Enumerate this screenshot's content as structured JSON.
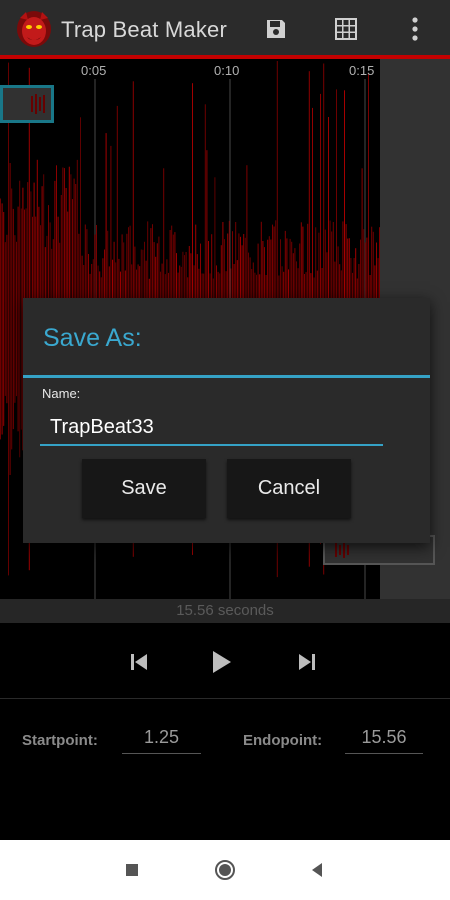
{
  "app": {
    "title": "Trap Beat Maker",
    "logo_icon": "red-demon-face-icon"
  },
  "toolbar": {
    "save_icon": "floppy-disk-icon",
    "grid_icon": "grid-icon",
    "menu_icon": "more-vert-icon"
  },
  "timeline": {
    "labels": [
      "0:05",
      "0:10",
      "0:15"
    ]
  },
  "waveform": {
    "color": "#c40000"
  },
  "duration": {
    "text": "15.56 seconds"
  },
  "transport": {
    "prev_icon": "skip-previous-icon",
    "play_icon": "play-icon",
    "next_icon": "skip-next-icon"
  },
  "points": {
    "start_label": "Startpoint:",
    "start_value": "1.25",
    "end_label": "Endopoint:",
    "end_value": "15.56"
  },
  "dialog": {
    "title": "Save As:",
    "name_label": "Name:",
    "name_value": "TrapBeat33",
    "save_label": "Save",
    "cancel_label": "Cancel"
  },
  "navbar": {
    "recents_icon": "square-recents-icon",
    "home_icon": "circle-home-icon",
    "back_icon": "triangle-back-icon"
  },
  "colors": {
    "accent": "#35a2c6",
    "toolbar_bg": "#2b2b2b",
    "brand_red": "#c40000"
  }
}
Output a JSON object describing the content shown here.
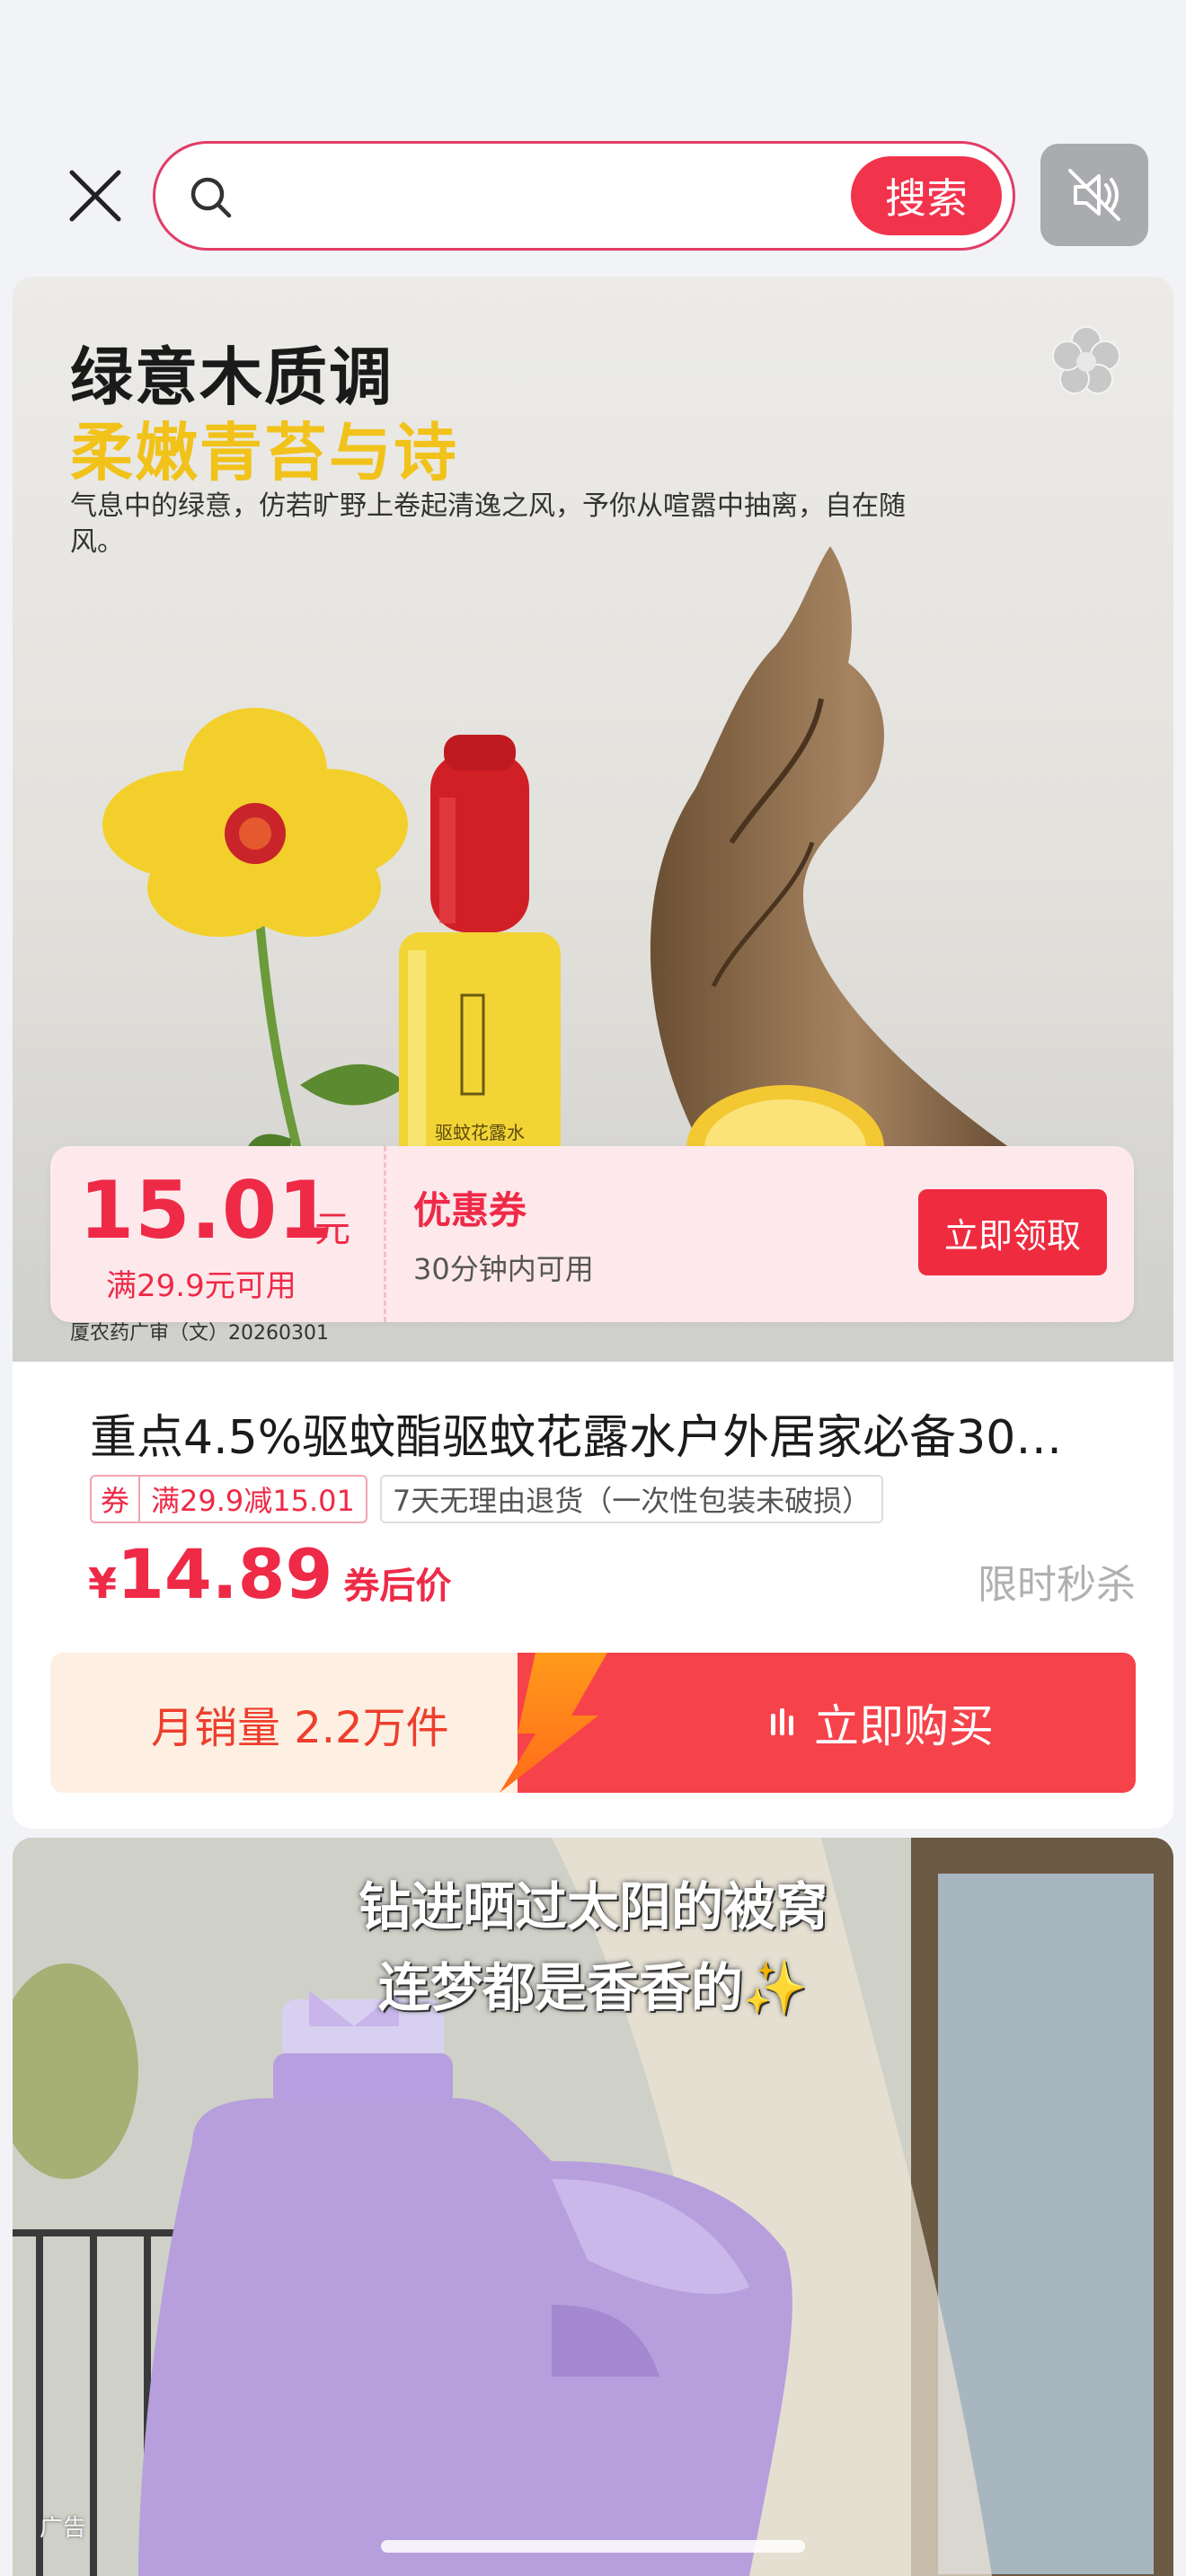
{
  "search": {
    "placeholder": "",
    "value": "",
    "button_label": "搜索"
  },
  "icons": {
    "close": "close-icon",
    "search": "search-icon",
    "mute": "speaker-muted-icon",
    "logo": "brand-flower-logo-icon",
    "buy": "bars-icon"
  },
  "ad1": {
    "title_line1": "绿意木质调",
    "title_line2": "柔嫩青苔与诗",
    "description": "气息中的绿意，仿若旷野上卷起清逸之风，予你从喧嚣中抽离，自在随风。",
    "bottle_label": "驱蚊花露水",
    "footnote": "厦农药广审（文）20260301",
    "coupon": {
      "amount": "15.01",
      "unit": "元",
      "condition": "满29.9元可用",
      "title": "优惠券",
      "subtitle": "30分钟内可用",
      "claim_button": "立即领取"
    },
    "product": {
      "title": "重点4.5%驱蚊酯驱蚊花露水户外居家必备30…",
      "tag_coupon_prefix": "券",
      "tag_coupon_value": "满29.9减15.01",
      "tag_return": "7天无理由退货（一次性包装未破损）",
      "price_currency": "¥",
      "price_value": "14.89",
      "price_suffix": "券后价",
      "flash_sale": "限时秒杀"
    },
    "buy_bar": {
      "sales": "月销量 2.2万件",
      "buy_button": "立即购买"
    }
  },
  "ad2": {
    "caption_line1": "钻进晒过太阳的被窝",
    "caption_line2": "连梦都是香香的✨",
    "ad_label": "广告"
  },
  "colors": {
    "accent": "#f2334c",
    "price_red": "#ee2a47",
    "coupon_bg": "#fde9ec",
    "sales_bg": "#fdf0e3",
    "yellow_title": "#f1c21a"
  }
}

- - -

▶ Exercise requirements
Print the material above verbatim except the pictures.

▶ Written solution
Enumerate this screenshot's content as structured JSON.
{
  "app": {
    "title": "Trap Beat Maker",
    "logo_icon": "red-demon-face-icon"
  },
  "toolbar": {
    "save_icon": "floppy-disk-icon",
    "grid_icon": "grid-icon",
    "menu_icon": "more-vert-icon"
  },
  "timeline": {
    "labels": [
      "0:05",
      "0:10",
      "0:15"
    ]
  },
  "waveform": {
    "color": "#c40000"
  },
  "duration": {
    "text": "15.56 seconds"
  },
  "transport": {
    "prev_icon": "skip-previous-icon",
    "play_icon": "play-icon",
    "next_icon": "skip-next-icon"
  },
  "points": {
    "start_label": "Startpoint:",
    "start_value": "1.25",
    "end_label": "Endopoint:",
    "end_value": "15.56"
  },
  "dialog": {
    "title": "Save As:",
    "name_label": "Name:",
    "name_value": "TrapBeat33",
    "save_label": "Save",
    "cancel_label": "Cancel"
  },
  "navbar": {
    "recents_icon": "square-recents-icon",
    "home_icon": "circle-home-icon",
    "back_icon": "triangle-back-icon"
  },
  "colors": {
    "accent": "#35a2c6",
    "toolbar_bg": "#2b2b2b",
    "brand_red": "#c40000"
  }
}
Output a JSON object describing the content shown here.
{
  "search": {
    "placeholder": "",
    "value": "",
    "button_label": "搜索"
  },
  "icons": {
    "close": "close-icon",
    "search": "search-icon",
    "mute": "speaker-muted-icon",
    "logo": "brand-flower-logo-icon",
    "buy": "bars-icon"
  },
  "ad1": {
    "title_line1": "绿意木质调",
    "title_line2": "柔嫩青苔与诗",
    "description": "气息中的绿意，仿若旷野上卷起清逸之风，予你从喧嚣中抽离，自在随风。",
    "bottle_label": "驱蚊花露水",
    "footnote": "厦农药广审（文）20260301",
    "coupon": {
      "amount": "15.01",
      "unit": "元",
      "condition": "满29.9元可用",
      "title": "优惠券",
      "subtitle": "30分钟内可用",
      "claim_button": "立即领取"
    },
    "product": {
      "title": "重点4.5%驱蚊酯驱蚊花露水户外居家必备30…",
      "tag_coupon_prefix": "券",
      "tag_coupon_value": "满29.9减15.01",
      "tag_return": "7天无理由退货（一次性包装未破损）",
      "price_currency": "¥",
      "price_value": "14.89",
      "price_suffix": "券后价",
      "flash_sale": "限时秒杀"
    },
    "buy_bar": {
      "sales": "月销量 2.2万件",
      "buy_button": "立即购买"
    }
  },
  "ad2": {
    "caption_line1": "钻进晒过太阳的被窝",
    "caption_line2": "连梦都是香香的✨",
    "ad_label": "广告"
  },
  "colors": {
    "accent": "#f2334c",
    "price_red": "#ee2a47",
    "coupon_bg": "#fde9ec",
    "sales_bg": "#fdf0e3",
    "yellow_title": "#f1c21a"
  }
}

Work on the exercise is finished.